This ad makes us consider the idea that an average person can buy a Porsche. In the comment section on YouTube for this video, people started arguing about whether or not Porsche makes cars that average people can afford. People thinking about buying a new car might get the idea that buying a Porsche is a realistic idea, and might at least go check the prices and investigate Porsche cars to find out if getting one is a practical move.
If your brand image is too ethereal, add in some Orphan elements and make a point out of demonstrating that your product or service is as affordable and practical as it is exotic and out-of-this-world.
5. Heineken "Deja Vu"
A Magician brand doesn't necessarily need to make use of fantasy to evoke a mystical mood. Anything foreign or mysterious can be used to evoke a mood that is compatible with the Magician branding style. World cultures, strange religions and historic time periods can be used to transport your audience to a different time or place.
This Seeker/Magician ad from Heineken that seems to be influenced by James Bond movies shows us a "man of mystery" type traveling around to various exotic locations and dancing with strange, beautiful women.
This tactic works because what is being sold is an inherently accessible product-- beer. Just about anyone can drink beer without feeling like a snob. But what if drinking a certain type of beer made you appear a little bit special or exotic? It's an appealing idea. Also, even though the situation presented here is a little hard to believe, at least there are no mythical creatures involved or super powers. If the approach was any more over-the-top, the message that exceptional people drink Heineken wouldn't go down as easy.
Reference exotic locations or foreign cultures to imbue your brand with Magician appeal while at the same time staying rooted in reality.
6. Syfy "Bird Eater"
Magician fueled branding tactics can sometimes be nothing more than a bizarre image that sparks the imagination and makes us momentarily forget the monotony of the daily grind.
In this ad for the Syfy channel, we see a smiling monk appear. Then, a bird lands on his head. Finally the monk's head opens up and he devours the bird.

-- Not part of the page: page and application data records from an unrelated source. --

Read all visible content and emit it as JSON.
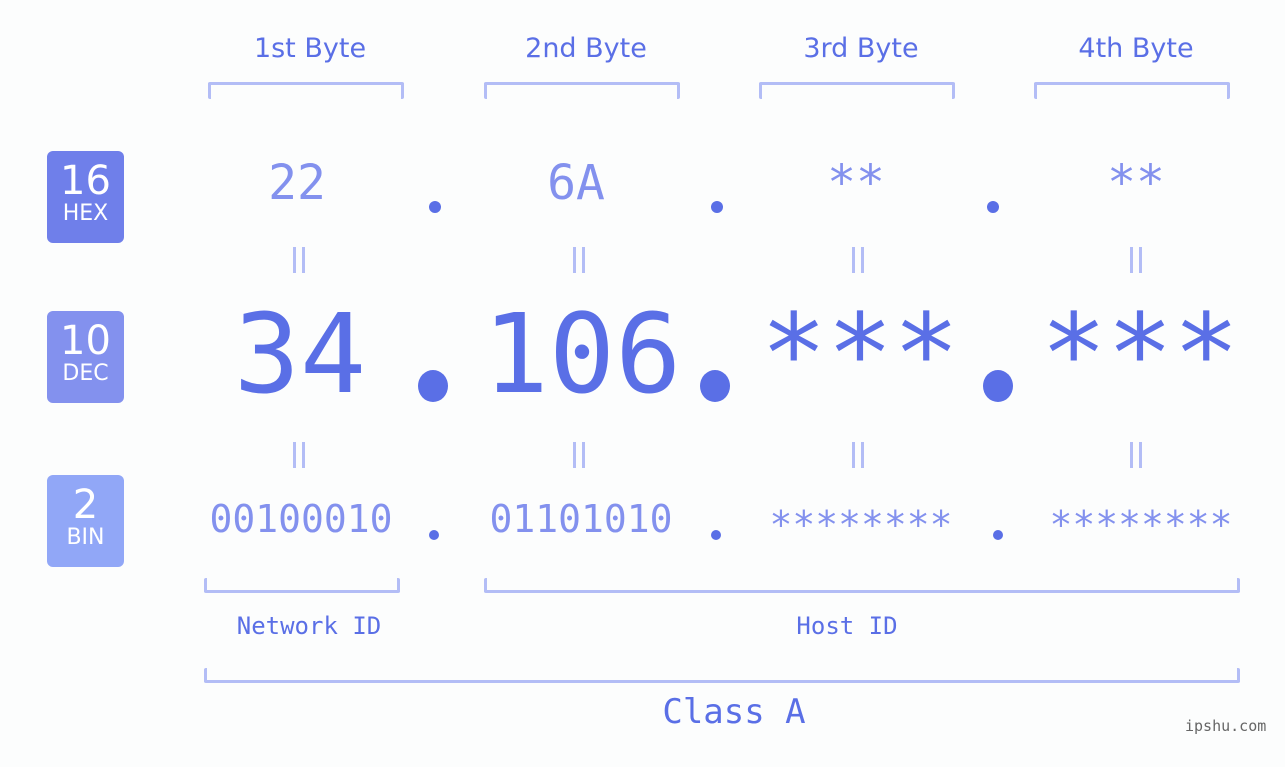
{
  "bytes": [
    {
      "label": "1st Byte",
      "hex": "22",
      "dec": "34",
      "bin": "00100010"
    },
    {
      "label": "2nd Byte",
      "hex": "6A",
      "dec": "106",
      "bin": "01101010"
    },
    {
      "label": "3rd Byte",
      "hex": "**",
      "dec": "***",
      "bin": "********"
    },
    {
      "label": "4th Byte",
      "hex": "**",
      "dec": "***",
      "bin": "********"
    }
  ],
  "badges": {
    "hex": {
      "num": "16",
      "label": "HEX",
      "color": "#6f7fea"
    },
    "dec": {
      "num": "10",
      "label": "DEC",
      "color": "#8391ee"
    },
    "bin": {
      "num": "2",
      "label": "BIN",
      "color": "#91a7f7"
    }
  },
  "segments": {
    "network": "Network ID",
    "host": "Host ID",
    "class": "Class A"
  },
  "watermark": "ipshu.com",
  "colors": {
    "accent": "#5a6fe6",
    "light": "#8391ee",
    "bracket": "#b3bdf6"
  }
}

It's a strange, eye-catching image that lets you know immediately that the Syfy channel is the place to be for weird entertainment.
When working with the Magician archetype, use incredibly strange and odd images to attract attention to your brand.
This article is accurate and true to the best of the author’s knowledge. Content is for informational or entertainment purposes only and does not substitute for personal counsel or professional advice in business, financial, legal, or technical matters.
Patrick Bernauw from Flanders (Belgium) on August 16, 2015:
This is a real eye opener! Magical!
Theresa Ast from Atlanta, Georgia on May 28, 2013:
Alex - Absolutely fascinating, terrific hub. You selected great videos to illustrate your examples. Everyone once in a while reading about archetypes makes me wish I had time to study literature, psychology and sociology. Loved the reference to TED and the idea that a large percentage of Ted speakers are some form of the magician. Sharing. :) Theresa